This is the view of Professor Jack Winkler, visiting lecturer at University College London and MRC Human Nutrition Research, Cambridge.
Speaking at Food Matters Live yesterday (November 18th), the conference for the food and nutrition industry, he explained that a particular section of the population are uncomfortable with the idea of being told how to manage their own health and wellbeing by politicians. As a result, policymakers are often reluctant to get involved in nutritional policies our of fear of being seen as authoritarian.
FoodManufacture.co.uk reports he pointed out that the policies have done little so far to improve public health or combat obesity. In fact, obesity continues to be a growing epidemic and associated health conditions such as diabetes are also on the rise - causing serious health problems that are putting increasing strain on the NHS.
Obesity is linked to over a dozen different health conditions, including cardiovascular disease, stroke and many others.
In particular, Professor Winkler explained that existing front-of-pack labelling rules, and nutritional policies such as guideline daily amounts (GDA), place the emphasis on the consumer to change their behaviour and buying different products.
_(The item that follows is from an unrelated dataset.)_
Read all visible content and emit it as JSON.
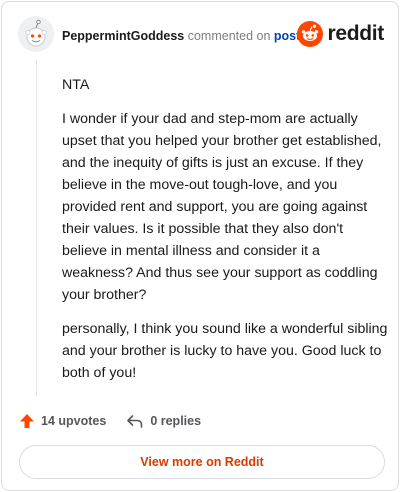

That represents a major flaw - instead, policymakers should focus more and what food manufacturers could do to improve the quality of the food they produce.
“Both the traffic light system and the GDA system fail on what seems to be the important variable, which is we think that everyone now talks about labelling as influencing consumer behaviour,” he added.
“What we really need is for them to change companies’ behaviour, so they get a good label or a bad label.”
What’s more, the news provider reports that Professor Winkler feels the traffic light system is too simplistic. Generally companies find it impossible to move up from a red to an amber traffic light, or even an amber to a green, without a complete overhaul of the product.